e. Table 5-1 is an example of a partial list of performance steps and sub-steps from a collective task.





Table 5-1
Performance steps


Performance Steps

3. The unit begins necessary movement in time to make all required timelines indicated in the OPORD.

* 4. The unit leaders conduct a leader's reconnaissance.

a. Pinpoint the objective.

b. Establish security at the objective.

c. Determine the enemy's size, location, disposition, and most probable course of action on the objective.

d. Determine where the enemy is most vulnerable to attack and where the support element can best place fires on the objective.

e. Verify and update intelligence information.

f. Determine whether to conduct the assault mounted or dismounted, if applicable.

g. Select security, support, and assault positions.

h. Leave a surveillance team to observe the objective.

i. Return to the unit position.

* 5. The unit leader adjusts the plan based on updated intelligence and reconnaissance effort.




Table 5-1
Performance steps, continued


Performance Steps

* 6. The unit leader issues the OPORD and uses FRAGOs as necessary to redirect actions of subordinate elements.

7. The unit prepares for attack.

8. The unit issues FRAGOs as necessary to address changes to the plan identified during the rehearsal.

9. The unit executes the attack.



5-6. Develop the performance measures


Performance measures are actions that are objectively observable, qualitative and quantitative to the extent possible, and that can be used to determine if a performance step or sub-step is satisfactorily achieved. Performance measures are sequentially numbered in accordance with the CAC-approved automated development system. Performance measures are written using a subject, past tense verb, and object format. The performance measures are past tense since the evaluator is concerned with determining if the step or steps comprising the measure were actually performed.
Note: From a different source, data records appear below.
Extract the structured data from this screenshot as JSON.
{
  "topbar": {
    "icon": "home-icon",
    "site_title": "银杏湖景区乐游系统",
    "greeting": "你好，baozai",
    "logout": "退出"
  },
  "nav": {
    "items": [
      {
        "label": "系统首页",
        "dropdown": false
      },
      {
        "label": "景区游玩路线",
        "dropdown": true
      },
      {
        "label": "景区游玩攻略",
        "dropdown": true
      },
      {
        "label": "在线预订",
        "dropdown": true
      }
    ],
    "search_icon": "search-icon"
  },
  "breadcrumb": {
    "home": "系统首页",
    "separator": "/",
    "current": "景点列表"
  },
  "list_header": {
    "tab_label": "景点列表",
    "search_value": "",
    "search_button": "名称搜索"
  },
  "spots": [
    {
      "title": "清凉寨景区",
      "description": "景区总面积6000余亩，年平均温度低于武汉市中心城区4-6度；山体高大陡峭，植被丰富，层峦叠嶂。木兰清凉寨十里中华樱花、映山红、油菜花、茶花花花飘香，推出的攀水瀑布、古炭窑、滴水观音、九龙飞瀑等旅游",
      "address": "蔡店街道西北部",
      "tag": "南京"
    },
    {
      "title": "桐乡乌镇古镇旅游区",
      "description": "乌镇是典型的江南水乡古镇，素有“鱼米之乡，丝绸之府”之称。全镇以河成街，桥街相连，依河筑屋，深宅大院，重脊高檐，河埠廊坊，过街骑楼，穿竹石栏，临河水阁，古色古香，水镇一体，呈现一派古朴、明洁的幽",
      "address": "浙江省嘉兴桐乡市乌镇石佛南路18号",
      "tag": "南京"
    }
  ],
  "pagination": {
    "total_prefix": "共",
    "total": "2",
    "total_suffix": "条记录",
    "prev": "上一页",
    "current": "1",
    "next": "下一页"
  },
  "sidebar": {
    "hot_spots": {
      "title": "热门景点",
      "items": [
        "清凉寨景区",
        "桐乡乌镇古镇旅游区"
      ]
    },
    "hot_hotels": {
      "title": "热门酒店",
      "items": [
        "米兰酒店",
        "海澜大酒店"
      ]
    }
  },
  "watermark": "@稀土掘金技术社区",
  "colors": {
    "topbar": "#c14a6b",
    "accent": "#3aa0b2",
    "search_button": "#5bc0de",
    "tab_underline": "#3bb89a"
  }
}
The subject may be omitted if assumed or implied. When developing performance measures for a collective task, ensure they are constructed using terms and equipment names that are not too restrictive or too specific for the units and proponents that train the task. Before adding a note to a performance measure, assess the applicability of adding the information to an existing performance measure or as an additional performance measure. Performance measures for collective tasks include GO/NO GO/NA columns for the evaluator. If the measure does not apply at a particular echelon or is not observed during training of a particular unit, the evaluator can designate this in the NA column so as not to affect the GO/NO GO status of the unit. Adding the NA column also allows the developer to write the task to the highest applicable echelon knowing that some steps or substeps do not apply at the lower echelons. Table 5-2 is an example of a partial list of performance measures from a collective task.
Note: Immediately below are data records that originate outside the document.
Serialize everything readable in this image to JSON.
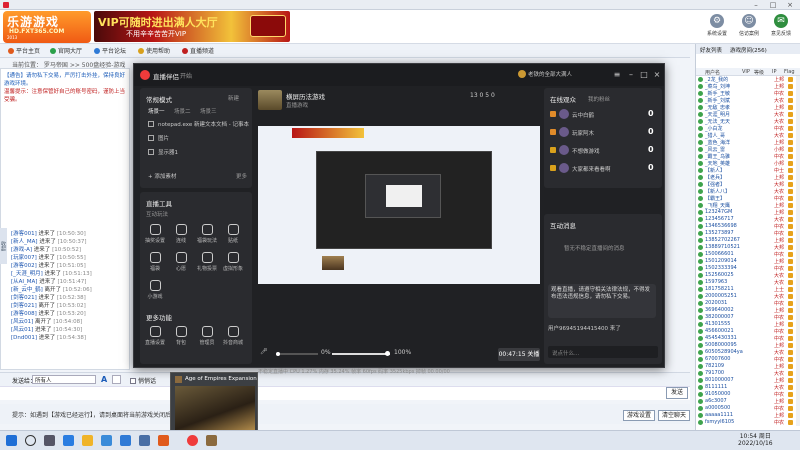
{
  "host": {
    "title": "",
    "logo": {
      "main": "乐游游戏",
      "url": "HD.FXT365.COM",
      "year": "2013"
    },
    "vip_banner": {
      "line1": "VIP可随时进出满人大厅",
      "line2": "不用辛辛苦苦开VIP",
      "stamp": ""
    },
    "toolbar": [
      {
        "label": "系统设置",
        "icon": "gear-icon"
      },
      {
        "label": "信访案例",
        "icon": "person-icon"
      },
      {
        "label": "意见反馈",
        "icon": "chat-icon"
      },
      {
        "label": "退出大厅",
        "icon": "exit-icon"
      }
    ],
    "nav": [
      {
        "label": "平台主页",
        "color": "#e05a1c"
      },
      {
        "label": "官网大厅",
        "color": "#2aa04a"
      },
      {
        "label": "平台论坛",
        "color": "#2f7ad6"
      },
      {
        "label": "使用帮助",
        "color": "#d9a11c"
      },
      {
        "label": "直播频道",
        "color": "#c02020"
      }
    ],
    "breadcrumb": "当前位置： 罗马帝国 >> 500盘经验-游戏",
    "notice": [
      "【通告】请勿私下交易，严厉打击外挂，保持良好游戏环境。",
      "温馨提示：注意保管好自己的账号密码，谨防上当受骗。"
    ],
    "collapse_label": "收起",
    "chat_log": [
      {
        "name": "[游客001]",
        "text": "进来了",
        "time": "[10:50:30]"
      },
      {
        "name": "[新人_MA]",
        "text": "进来了",
        "time": "[10:50:37]"
      },
      {
        "name": "[游戏-A]",
        "text": "进来了",
        "time": "[10:50:52]"
      },
      {
        "name": "[玩家007]",
        "text": "进来了",
        "time": "[10:50:55]"
      },
      {
        "name": "[游客002]",
        "text": "进来了",
        "time": "[10:51:05]"
      },
      {
        "name": "[_天涯_明月]",
        "text": "进来了",
        "time": "[10:51:13]"
      },
      {
        "name": "[从AI_MA]",
        "text": "进来了",
        "time": "[10:51:47]"
      },
      {
        "name": "[新_云中_鹤]",
        "text": "离开了",
        "time": "[10:52:06]"
      },
      {
        "name": "[剑客021]",
        "text": "进来了",
        "time": "[10:52:38]"
      },
      {
        "name": "[剑客021]",
        "text": "离开了",
        "time": "[10:53:02]"
      },
      {
        "name": "[游客008]",
        "text": "进来了",
        "time": "[10:53:20]"
      },
      {
        "name": "[风云01]",
        "text": "离开了",
        "time": "[10:54:08]"
      },
      {
        "name": "[风云01]",
        "text": "进来了",
        "time": "[10:54:30]"
      },
      {
        "name": "[Dnd001]",
        "text": "进来了",
        "time": "[10:54:38]"
      }
    ],
    "input_bar": {
      "to_label": "发送给：",
      "to_value": "所有人",
      "font_btn": "A",
      "private_label": "悄悄话"
    },
    "send_label": "发送",
    "tip": "提示：如遇到【游戏已经运行】，请到桌面将当前游戏关闭后再进入",
    "btn_room": "游戏设置",
    "btn_clear": "清空聊天"
  },
  "right_panel": {
    "tabs": [
      "好友列表",
      "游戏房间(256)"
    ],
    "headers": [
      "用户名",
      "VIP",
      "等级",
      "IP",
      "Flag"
    ],
    "users": [
      {
        "name": "_2龙_我的",
        "level": "上邦"
      },
      {
        "name": "_菜鸟_刘坤",
        "level": "上邦"
      },
      {
        "name": "_新手_王敏",
        "level": "中农"
      },
      {
        "name": "_新手_刘斌",
        "level": "大农"
      },
      {
        "name": "_无敌_忠孝",
        "level": "上邦"
      },
      {
        "name": "_天涯_明月",
        "level": "大农"
      },
      {
        "name": "_无法_无天",
        "level": "大农"
      },
      {
        "name": "_小白龙",
        "level": "中农"
      },
      {
        "name": "_猎人_哥",
        "level": "大农"
      },
      {
        "name": "_蓝色_海洋",
        "level": "上邦"
      },
      {
        "name": "_风云_雷",
        "level": "小邦"
      },
      {
        "name": "_霸王_乌骓",
        "level": "中农"
      },
      {
        "name": "_天地_英雄",
        "level": "小邦"
      },
      {
        "name": "【新人】",
        "level": "中士"
      },
      {
        "name": "【老兵】",
        "level": "上邦"
      },
      {
        "name": "【强者】",
        "level": "大邦"
      },
      {
        "name": "【新人八】",
        "level": "大农"
      },
      {
        "name": "【霸王】",
        "level": "中农"
      },
      {
        "name": "_飞翔_天鹰",
        "level": "上邦"
      },
      {
        "name": "123247GM",
        "level": "上邦"
      },
      {
        "name": "123456717",
        "level": "大农"
      },
      {
        "name": "1346536698",
        "level": "中农"
      },
      {
        "name": "135273897",
        "level": "中农"
      },
      {
        "name": "13852702267",
        "level": "上邦"
      },
      {
        "name": "13889710521",
        "level": "大邦"
      },
      {
        "name": "150066601",
        "level": "中农"
      },
      {
        "name": "1501209014",
        "level": "上邦"
      },
      {
        "name": "1502333394",
        "level": "中农"
      },
      {
        "name": "152560025",
        "level": "大农"
      },
      {
        "name": "1597963",
        "level": "大农"
      },
      {
        "name": "181758211",
        "level": "上士"
      },
      {
        "name": "2000005251",
        "level": "大农"
      },
      {
        "name": "2020031",
        "level": "中农"
      },
      {
        "name": "369640002",
        "level": "上邦"
      },
      {
        "name": "382000007",
        "level": "中农"
      },
      {
        "name": "41301555",
        "level": "上邦"
      },
      {
        "name": "456600021",
        "level": "中农"
      },
      {
        "name": "4545430331",
        "level": "中农"
      },
      {
        "name": "5008000095",
        "level": "上邦"
      },
      {
        "name": "6050528904ya",
        "level": "大农"
      },
      {
        "name": "67007600",
        "level": "中农"
      },
      {
        "name": "782109",
        "level": "上邦"
      },
      {
        "name": "791700",
        "level": "大农"
      },
      {
        "name": "801000007",
        "level": "上邦"
      },
      {
        "name": "8111111",
        "level": "大农"
      },
      {
        "name": "91050000",
        "level": "中农"
      },
      {
        "name": "a6c3007",
        "level": "上邦"
      },
      {
        "name": "a0000500",
        "level": "中农"
      },
      {
        "name": "aaaaa1111",
        "level": "上邦"
      },
      {
        "name": "fsmyyl6105",
        "level": "中农"
      }
    ]
  },
  "stream": {
    "app_name": "直播伴侣",
    "mode": "开始",
    "user": "老铁的全部大满人",
    "left": {
      "scene_title": "常规模式",
      "scene_sub": "新建",
      "scene_tabs": [
        "场景一",
        "场景二",
        "场景三"
      ],
      "sources": [
        "notepad.exe 新建文本文档 - 记事本",
        "图片",
        "显示器1"
      ],
      "add_source": "+ 添加素材",
      "add_sub": "更多",
      "tools_title": "直播工具",
      "tools_sub": "互动玩法",
      "tools": [
        "抽奖设置",
        "连线",
        "福袋玩法",
        "贴纸",
        "福袋",
        "心愿",
        "礼物投票",
        "虚拟形象",
        "小游戏"
      ],
      "more_title": "更多功能",
      "more": [
        "直播设置",
        "背包",
        "管理员",
        "抖音商城"
      ]
    },
    "center": {
      "room_title": "横屏历法游戏",
      "room_category": "直播游戏",
      "stats": "13  0  5  0",
      "zoom": "0%",
      "zoom2": "100%",
      "live_label": "00:47:15 关播",
      "status": "不稳定直播中   CPU 1.27%  内存 35.24%  帧率 60fps  码率 3525kbps   掉帧 00.00/00"
    },
    "right": {
      "viewers_title": "在线观众",
      "viewers_sub": "我的粉丝",
      "viewers": [
        {
          "name": "云中白鹤",
          "count": "0",
          "rank_color": "#e08b2a"
        },
        {
          "name": "玩家阿木",
          "count": "0",
          "rank_color": "#e08b2a"
        },
        {
          "name": "不想做游戏",
          "count": "0",
          "rank_color": "#d9a11c"
        },
        {
          "name": "大家都来看看啊",
          "count": "0",
          "rank_color": "#d9a11c"
        }
      ],
      "interact_title": "互动消息",
      "interact_sub": "",
      "interact_empty": "暂无不稳定直播间的消息",
      "notice": "观看直播，请遵守相关法律法规，不得发布违法违规信息，请勿私下交易。",
      "join": "用户96945194415400 来了",
      "chat_placeholder": "说点什么..."
    }
  },
  "taskbar": {
    "time": "10:54 周日",
    "date": "2022/10/16"
  },
  "tooltip": {
    "title": "Age of Empires Expansion"
  }
}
Table 5-2
Performance measures


Performance measures

GO

NO GO

NA

3. The unit movement began in time to meet the required timelines indicated in the OPORD.










*4. Reconnaissance conducted by unit leaders.










a. Pinpointed the objective.










b. Established security at the objective.










c. Determined the enemy's size, location, disposition, and most probable course of action on the objective.










d. Determined the enemy’s vulnerability and where the support element could best place fires on the objective.










e. Intelligence information was verified and updated.










f. Determined whether to conduct the assault mounted or dismounted, as applicable.










g. Selected security, support, and assault positions.










h. Left a surveillance team to observe the objective.










i. Returned to the unit position.










*5. The unit leader adjusted the plan based on updated intelligence and reconnaissance effort.










*6. The unit leader issued the OPORD and used FRAGOs as necessary to redirect actions of subordinate elements.










7. The unit prepared for attack.










8. The unit issued FRAGOs as necessary to address changes to the plan identified during the rehearsal.










9. The unit executed the attack.














Download 1.39 Mb.

Share with your friends:
1   ...   8   9   10   11   12   13   14   15   ...   36




The database is protected by copyright ©ininet.org 2020
send message

    Main page